Why It Issues: Poverty is an enormous killer.
In 2019, greater than 8 p.c of the world’s inhabitants lived in excessive poverty, subsisting on lower than $2.15 per day, and about half the world on lower than $6.85 per day. Poverty has insidious results on housing stability, schooling, well being and life expectancy.
The pandemic drove 97 million further individuals into excessive poverty in 2020, based on a World Financial institution estimate, prompting extra nations to begin money switch packages. Of 962 such packages worldwide, 672 had been launched through the pandemic.
Direct money transfers have been proven to enhance faculty attendance, vitamin and use of well being providers. A number of single-country research have linked the funds to decreased dying charges. But it surely was unclear whether or not these tendencies utilized on a world scale.
“There’s some issues about whether or not these packages are sustainable, whether or not governments can and will pay for them,” stated Harsha Thirumurthy, an economist on the College of Pennsylvania and a co-author of the evaluation.
Background: Small funds, huge impression.
Greater than 100 low- and middle-income nations have launched money switch packages designed to mitigate poverty, although they differ extensively in how a lot they pay, how typically and to whom.
The brand new examine is the primary to look at the impact of money transfers on dying charges worldwide, the researchers stated. They collected data on these packages between 2000 to 2019 in 29 nations in sub-Saharan Africa, one in northern Africa, 4 within the Asia-Pacific area and three in Latin America and the Caribbean.
The info included data on greater than 4 million adults and almost 3 million kids. Roughly 300,000 deaths had been recorded through the examine. Recipients acquired between 6 p.c and 13 p.c of the per capita revenue in a selected nation, typically a lot lower than $100.
“These are usually not quantities which are anyplace close to as massive as among the quantities we’re speaking about within the U.S. relating to assured revenue packages,” Dr. Thirumurthy stated.
Nonetheless, the findings are related even for high-income nations, stated Audrey Pettifor, a social epidemiologist on the College of North Carolina at Chapel Hill who research money transfers for H.I.V. prevention and girls’s well being.
Donors typically fear that beneficiaries could misuse the funds to purchase alcohol, junk meals or different nonessential gadgets, however “the information simply doesn’t again that up,” she stated.
What’s Subsequent: The advantages could lengthen to whole communities.
The researchers couldn’t determine the beneficiaries, in order that they analyzed population-level dying charges.
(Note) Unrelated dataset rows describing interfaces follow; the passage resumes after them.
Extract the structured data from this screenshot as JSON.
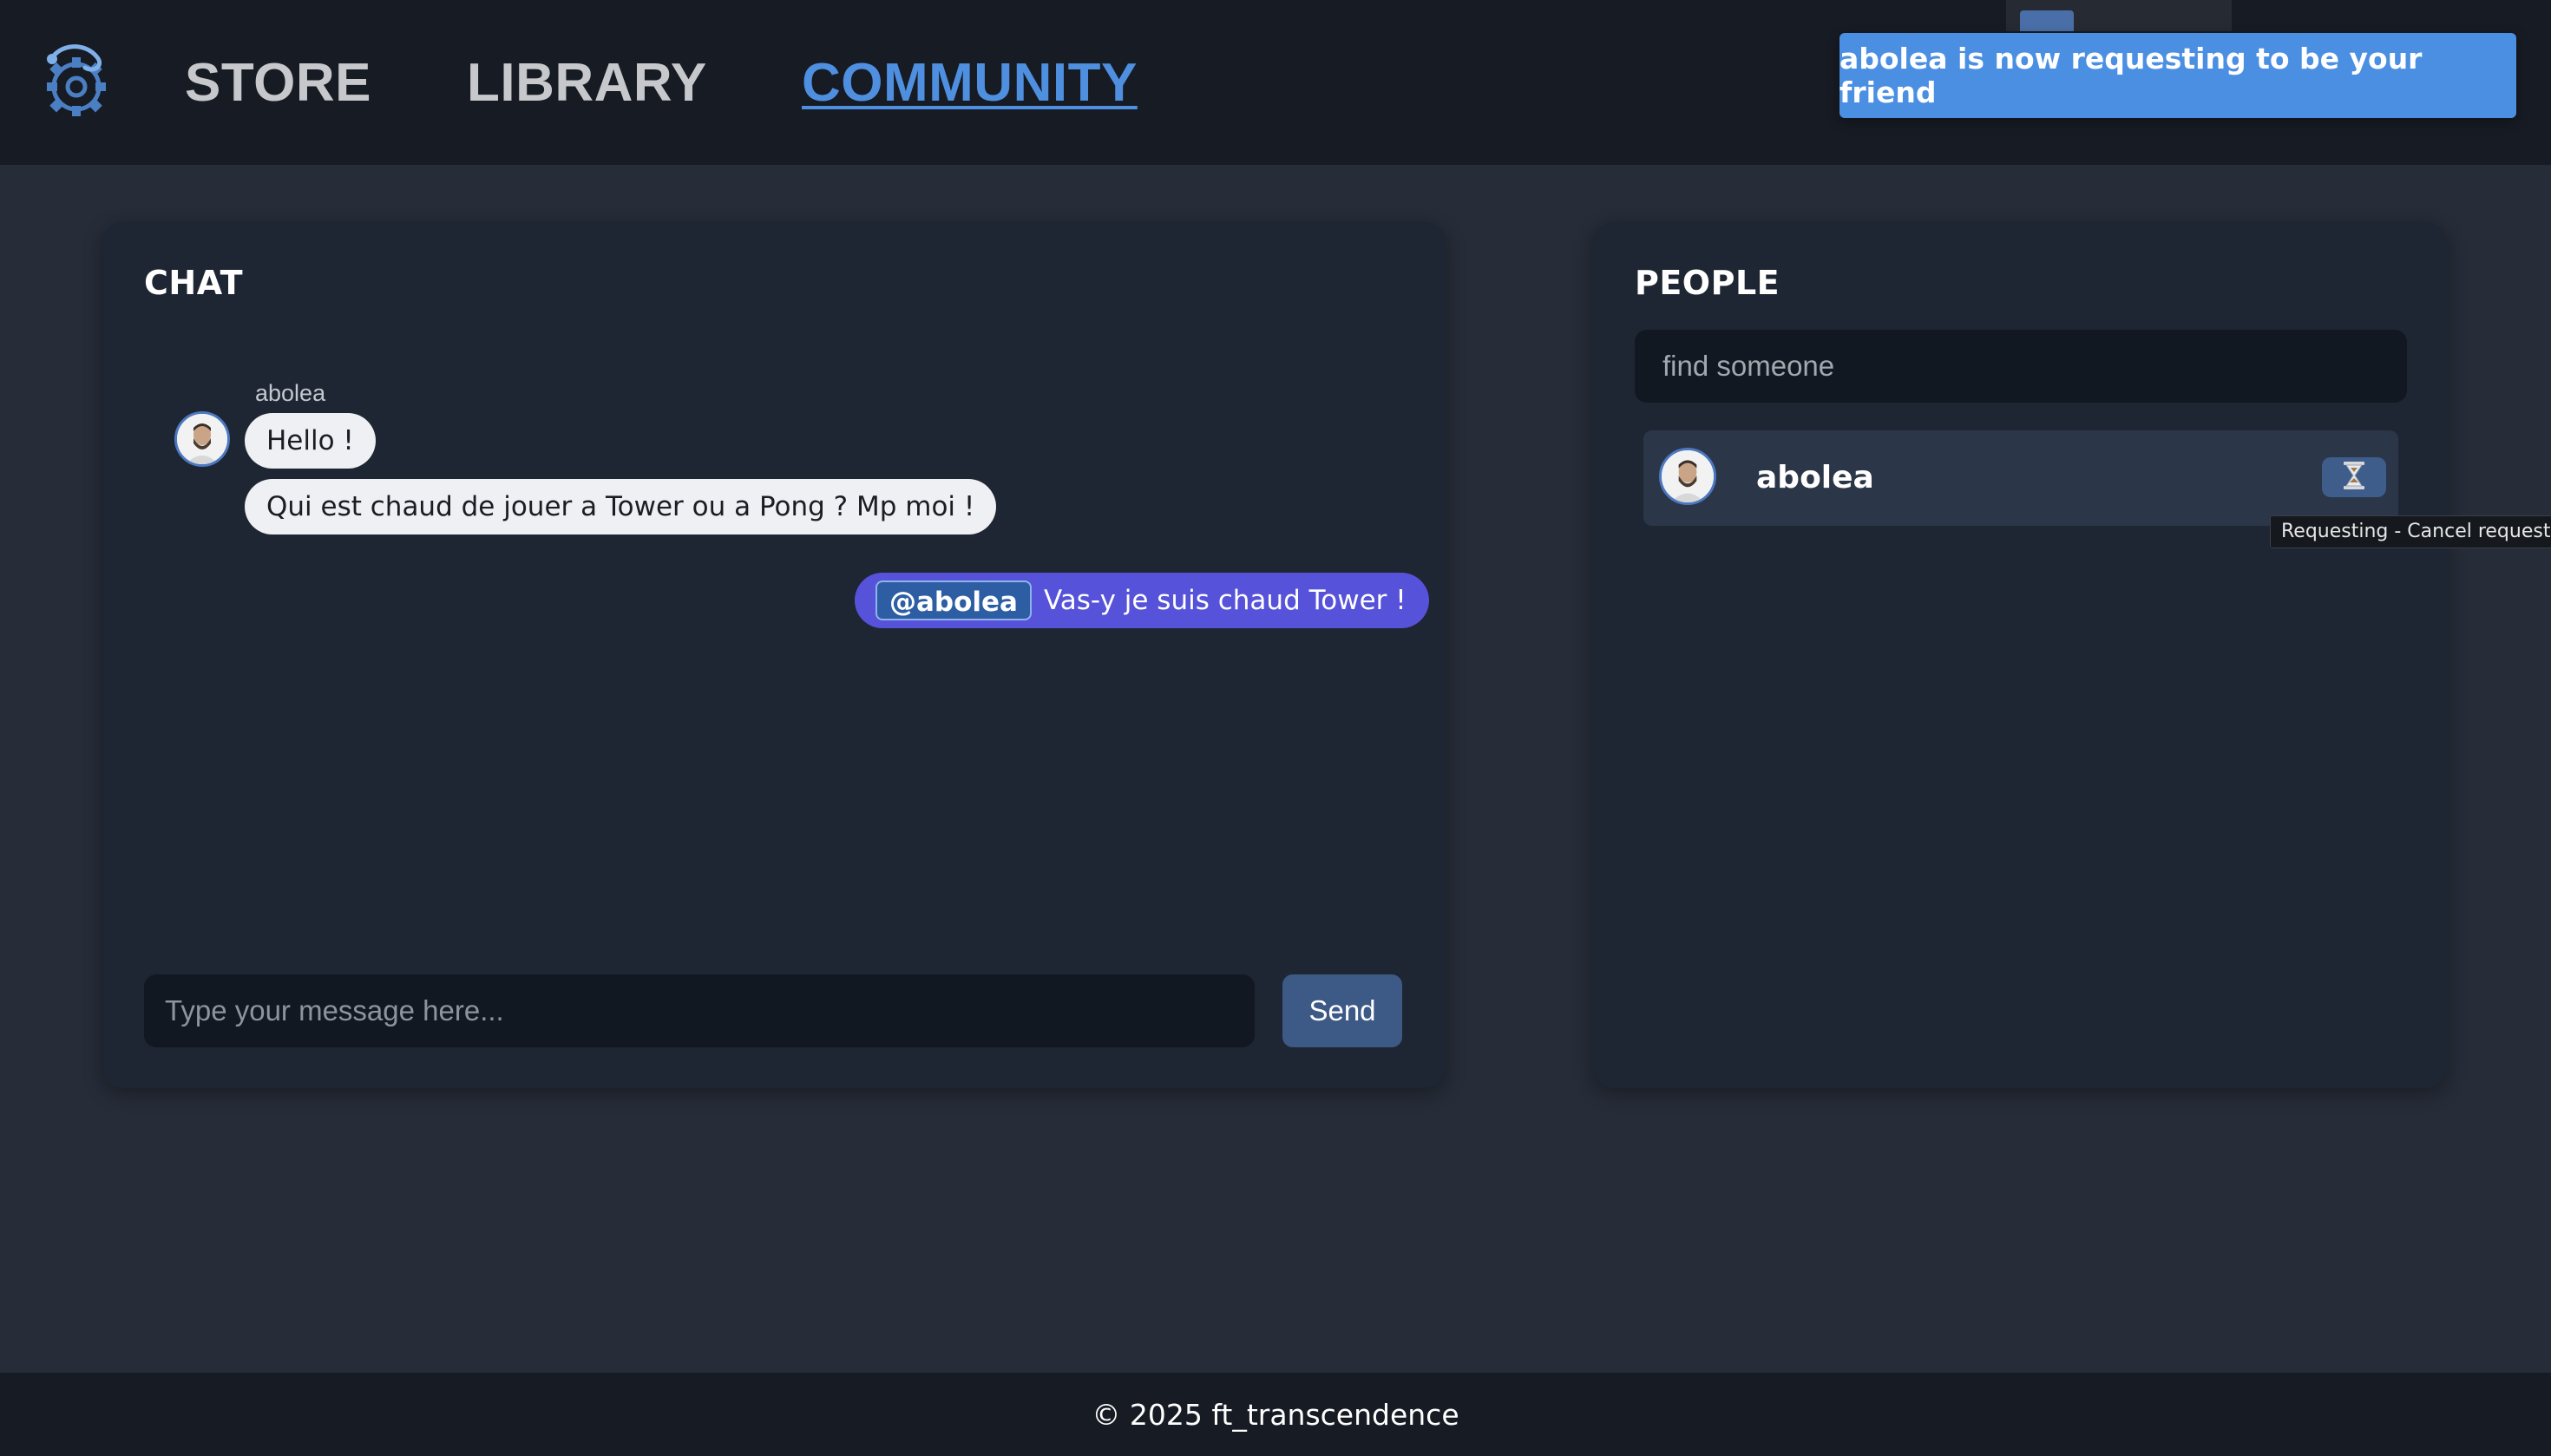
{
  "nav": {
    "items": [
      {
        "label": "STORE",
        "active": false
      },
      {
        "label": "LIBRARY",
        "active": false
      },
      {
        "label": "COMMUNITY",
        "active": true
      }
    ]
  },
  "notification": {
    "text": "abolea is now requesting to be your friend"
  },
  "chat": {
    "title": "CHAT",
    "messages": [
      {
        "author": "abolea",
        "texts": [
          "Hello !",
          "Qui est chaud de jouer a Tower ou a Pong ? Mp moi !"
        ]
      },
      {
        "mine": true,
        "mention": "@abolea",
        "text": "Vas-y je suis chaud Tower !"
      }
    ],
    "input_placeholder": "Type your message here...",
    "send_label": "Send"
  },
  "people": {
    "title": "PEOPLE",
    "search_placeholder": "find someone",
    "list": [
      {
        "name": "abolea",
        "status_icon": "hourglass-icon",
        "tooltip": "Requesting - Cancel request"
      }
    ]
  },
  "footer": {
    "text": "© 2025 ft_transcendence"
  },
  "colors": {
    "accent": "#4f8fe0",
    "toast": "#4b8fe2",
    "my_bubble": "#5652d9",
    "panel": "#1e2633",
    "background": "#262c38"
  }
}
The findings recommend that money transfers could also be useful not simply to ladies, however to households and whole communities.
“These social safety packages truly account for the overwhelming majority of the revenue” in households in locations like South Africa, Dr. Pettifor stated. “One would anticipate these spillover results.”
Berk Özler, a developmental economist within the World Financial institution’s analysis division, supplied an alternate rationalization. Money transfers are sometimes accompanied by enhancements to well being care providers or different infrastructure that helps communities, he famous.
“Possibly it’s not the direct impact of individuals having extra cash of their pocket,” he stated.
The examine didn’t have a look at adults older than 60 or at distinct options of the packages, resembling period or frequency of the funds, whether or not the beneficiaries are males or ladies, how the cash is delivered or whether or not it’s bundled with counseling or schooling.
“I do assume it’s helpful to take a look at that in future work,” Dr. Thirumurthy stated.